In Allison Pang's IronHeart chronicles, each chapter begins with a short rhyming couplet that sounds like a chat children would use when skipping rope. The eerie, slightly sinister rhymes are one of Outland's favorite details for the IronHeart books, so we asked her to share a little bit about where that concept came from, and how it evolved over the series.
Worldbuilding a fantasy novel is made up of a number of parts. Often there are all sorts of details that
only the author knows, but they may “breadcrumb” them throughout the story so they don’t simply
infodump everything in the first chapter. I’m a big fan of letting the readers learn things organically –
though I think sometimes I maybe hold things a little too close to my vest so I’ve been trying to be
better about that.
One of the questions I get about my IronHeart series is “What’s the deal with the freaky nursery
rhymes/poems in the beginning of each chapter?” Caveat – I actually had to fight to keep these in
during early rounds of editing. A couple of beta readers didn’t understand why they were there,
wondering if they were pertinent to the story.
In my mind, of course they did, but even if they aren’t technically part of the plot, I felt they added some
worldbuilding “flavor” through the use of a familiar literary device.
At first I simply twisted some of the more recognizable ones into something a bit more sinister. I thought
by doing this I could remind readers of their own childhood memories, and therefore subconsciously
make a closer connection to Raggy Maggy and her world. By writing them so they were overtly darker, it
was a way to get a better idea of the dystopian society in which she and the other Moon Children live.
Truthfully, many nursery rhymes and lullabies are already pretty dark if you dig deeper into their origins,
even if most of us today don’t really know the original connotations. Many are thought to be historical

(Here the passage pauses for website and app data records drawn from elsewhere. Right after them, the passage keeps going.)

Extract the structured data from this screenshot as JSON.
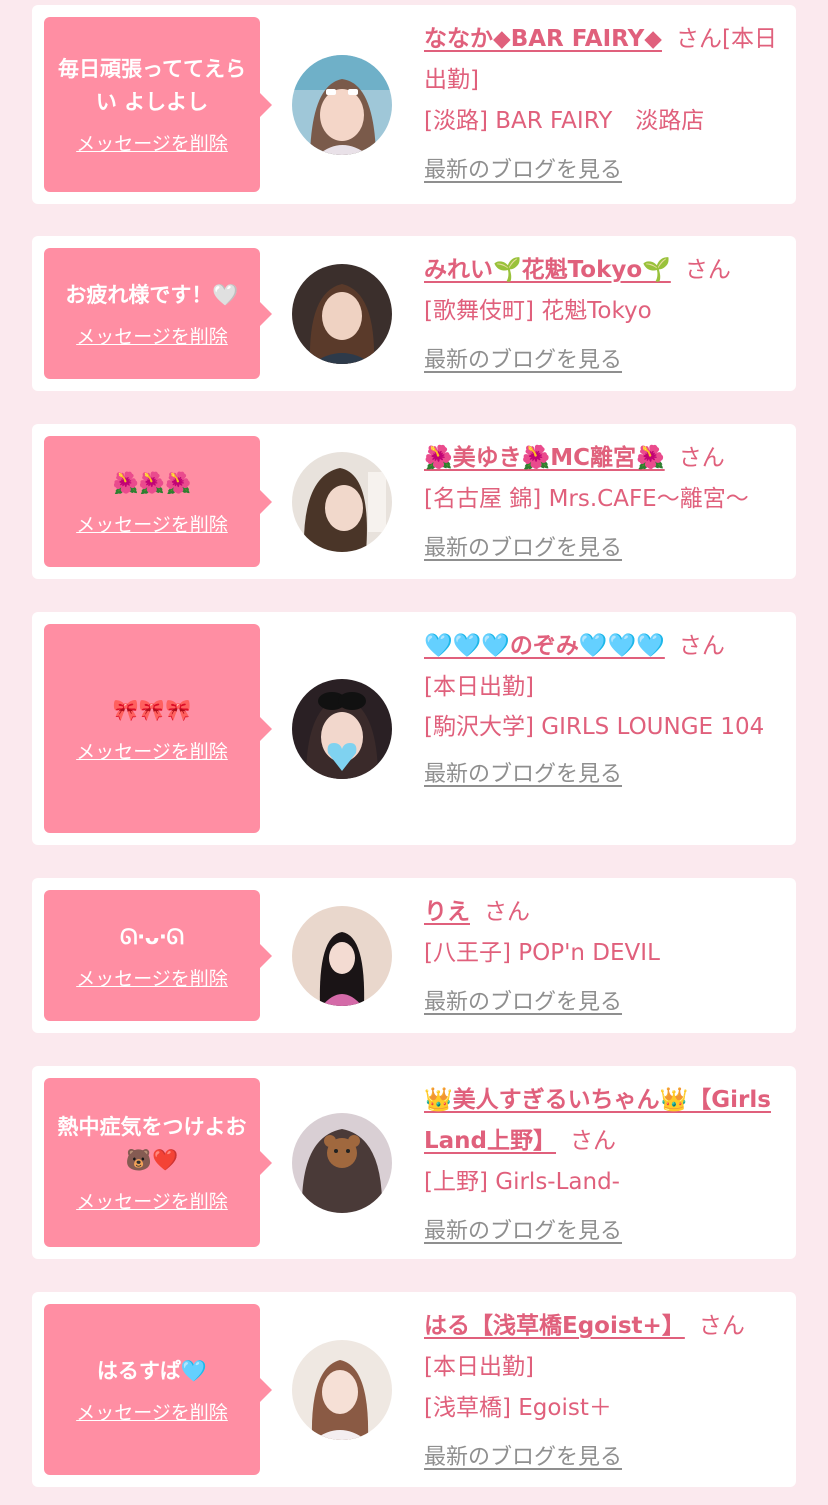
{
  "delete_label": "メッセージを削除",
  "blog_label": "最新のブログを見る",
  "san_label": "さん",
  "cards": [
    {
      "message": "毎日頑張っててえらい よしよし",
      "name": "ななか◆BAR FAIRY◆",
      "name_suffix": "[本日出勤]",
      "extra": "",
      "area_shop": "[淡路] BAR FAIRY　淡路店"
    },
    {
      "message": "お疲れ様です！🤍",
      "name": "みれい🌱花魁Tokyo🌱",
      "name_suffix": "",
      "extra": "",
      "area_shop": "[歌舞伎町] 花魁Tokyo"
    },
    {
      "message": "🌺🌺🌺",
      "name": "🌺美ゆき🌺MC離宮🌺",
      "name_suffix": "",
      "extra": "",
      "area_shop": "[名古屋 錦] Mrs.CAFE～離宮～"
    },
    {
      "message": "🎀🎀🎀",
      "name": "🩵🩵🩵のぞみ🩵🩵🩵",
      "name_suffix": "",
      "extra": "[本日出勤]",
      "area_shop": "[駒沢大学] GIRLS LOUNGE 104"
    },
    {
      "message": "ᘏ‧ᴗ‧ᘏ",
      "name": "りえ",
      "name_suffix": "",
      "extra": "",
      "area_shop": "[八王子] POP'n DEVIL"
    },
    {
      "message": "熱中症気をつけよお🐻❤️",
      "name": "👑美人すぎるいちゃん👑【Girls Land上野】",
      "name_suffix": "",
      "extra": "",
      "area_shop": "[上野] Girls-Land-"
    },
    {
      "message": "はるすぱ🩵",
      "name": "はる【浅草橋Egoist+】",
      "name_suffix": "",
      "extra": "[本日出勤]",
      "area_shop": "[浅草橋] Egoist＋"
    }
  ],
  "colors": {
    "background": "#fbe9ee",
    "bubble": "#ff8ea3",
    "name_text": "#e0607c",
    "blog_link": "#8f8f8f"
  }
}
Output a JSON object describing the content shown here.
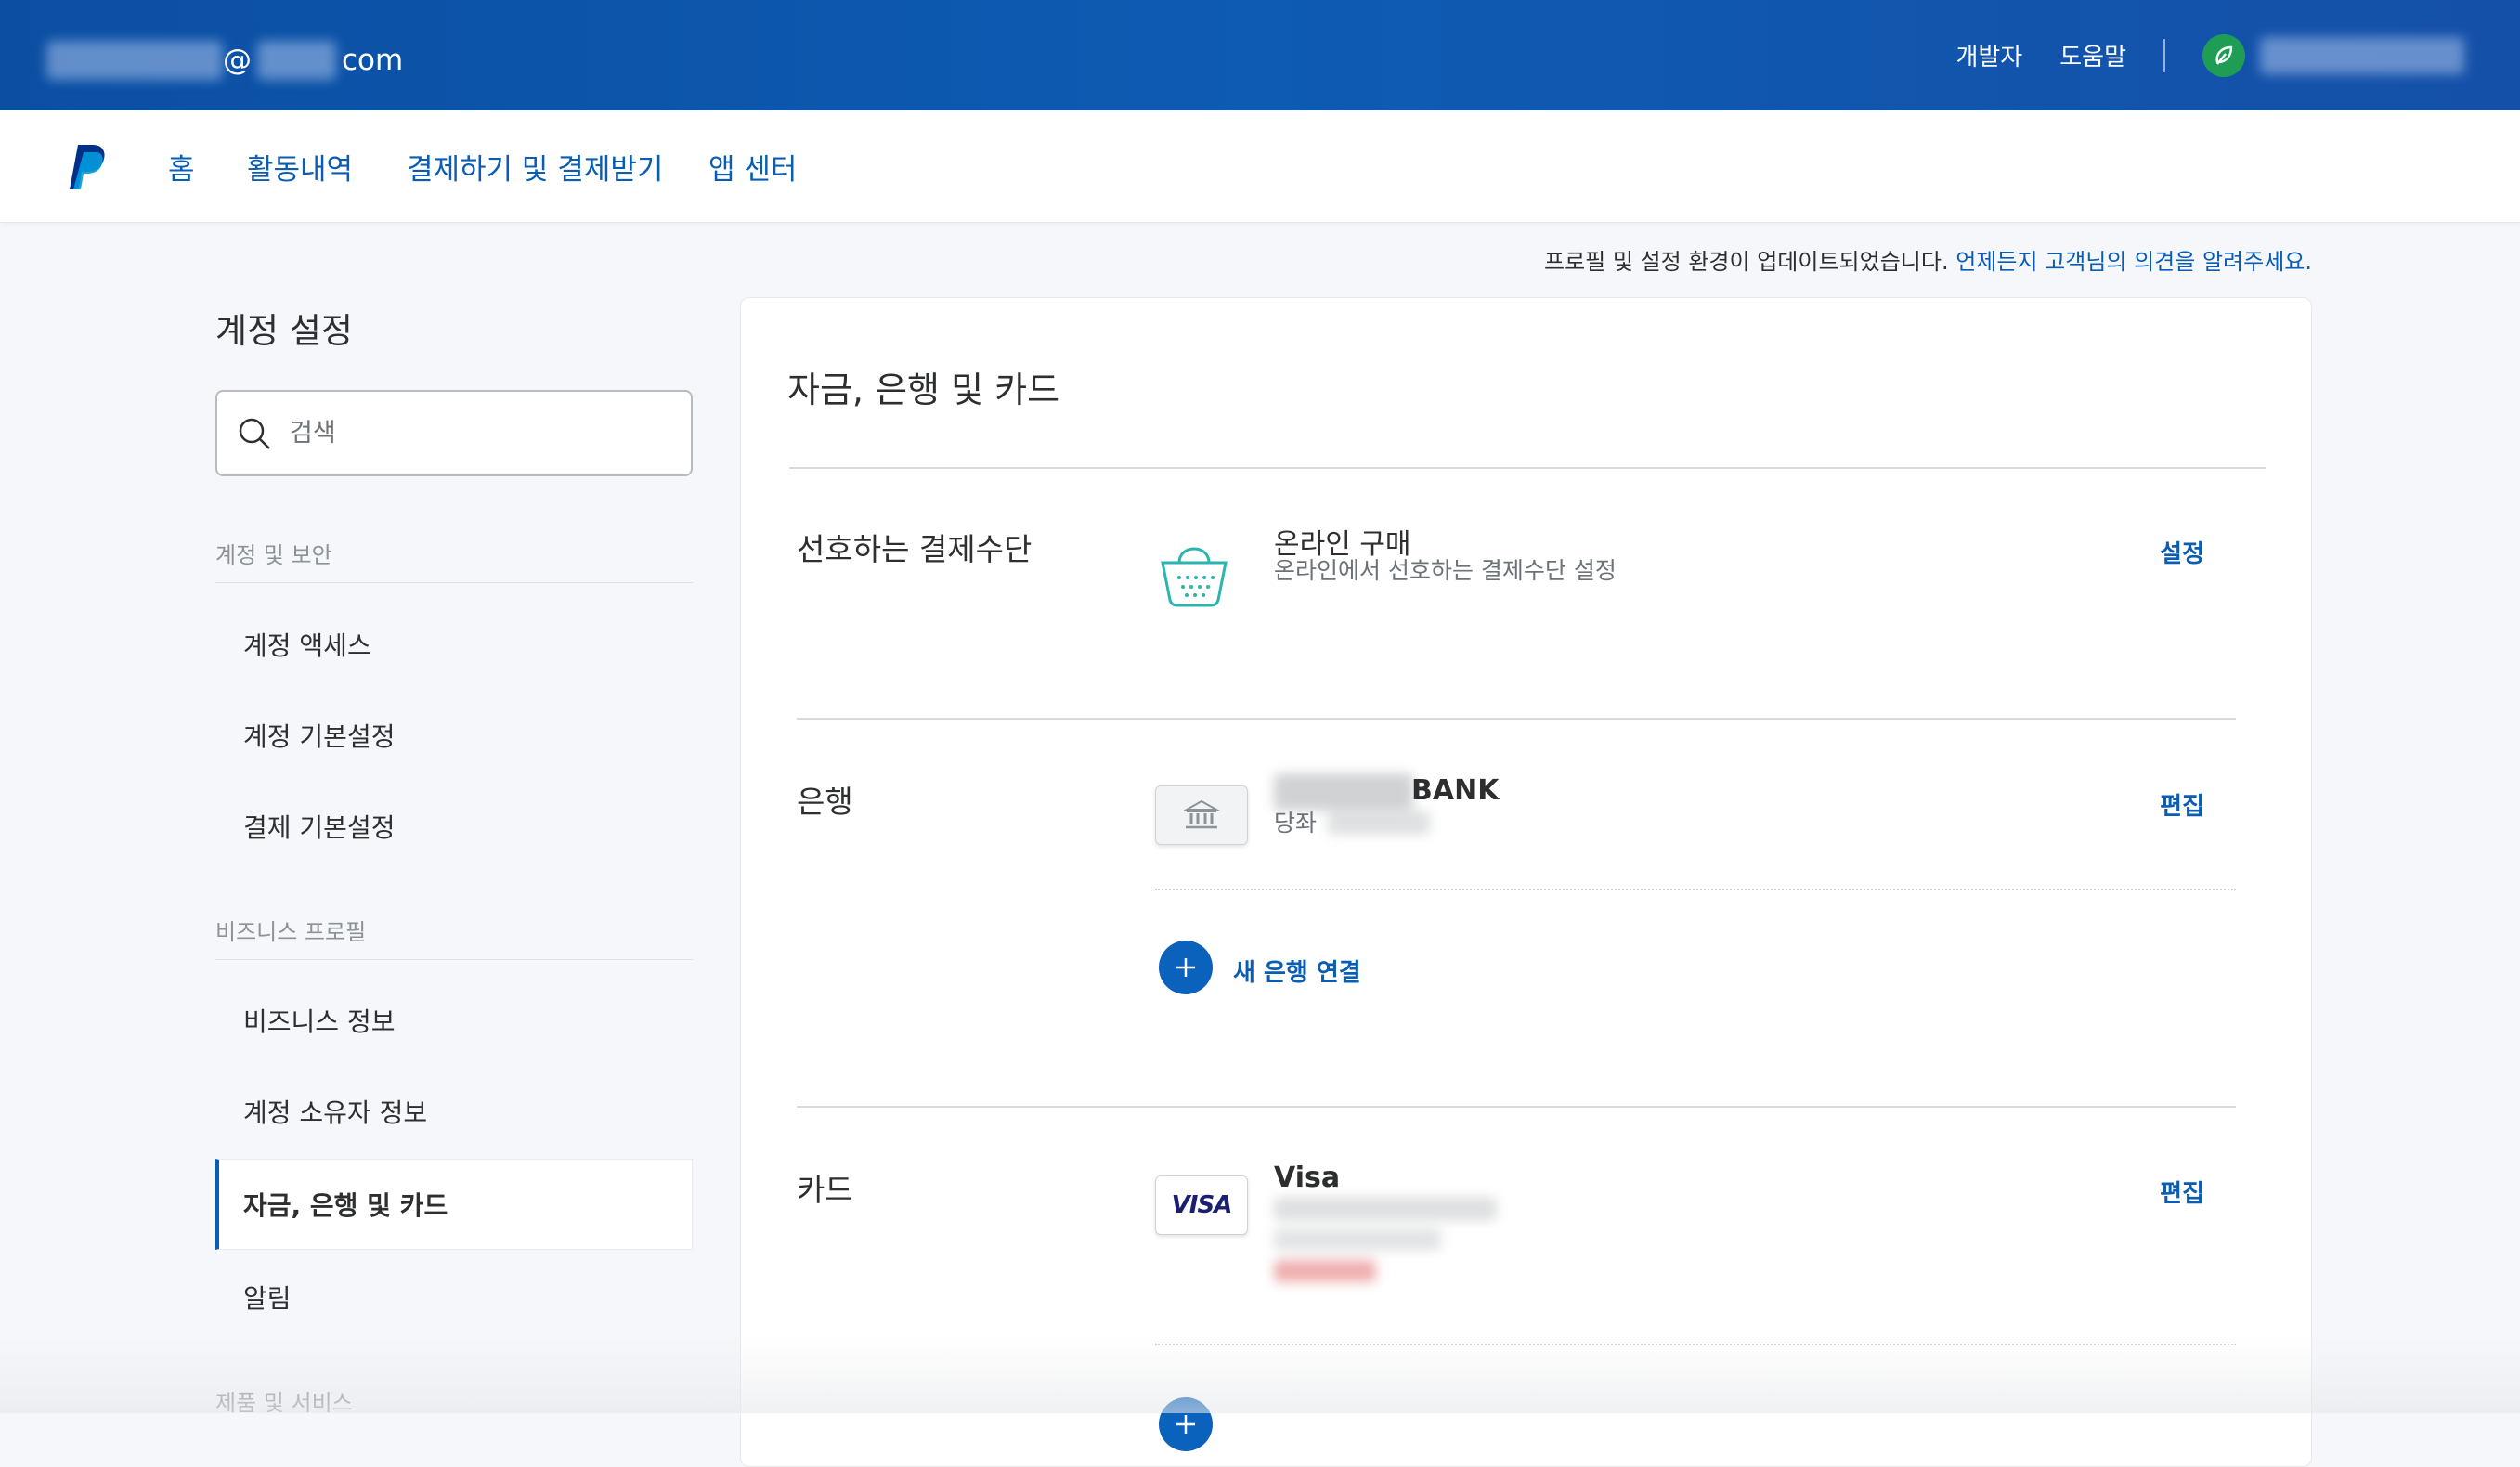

references of various monarchs or religious personages, but I’m not sure most of us really pay much
attention to the words directly – they are simply part of our childhoods and our society.
As the books progressed, I started running out of common nursery rhymes so I just wrote my own, but
from a story perspective, it actually made quite a bit of sense. In the earlier books, Maggy is trapped
within BrightStone – both via society and her own inner walls. As she moves through the books, she
grows more independent. The nursery rhymes reflect this, becoming less about death and darkness and
more about hope and moving forward and accepting the simple truths that allow Maggy to ultimately
make her own decisions and take her place in the world.
Curious to see how these rhymes help build Maggy's world? Catch up on Maggy's adventures in Magpie's Song and Magpie's Fall and keep watching for preorder details for Magpie's Flight, out this November from Outland Entertainment.
Allison is the author of the Urban Fantasy Abby Sinclair series, the steampunk IronHeart Chronicles series, and also the writer for the webcomic Fox & Willow (available in print through Outland Entertainment). She likes LEGOS, elves, LEGO elves…and bacon. Represented by Jess Regel of Helm Literary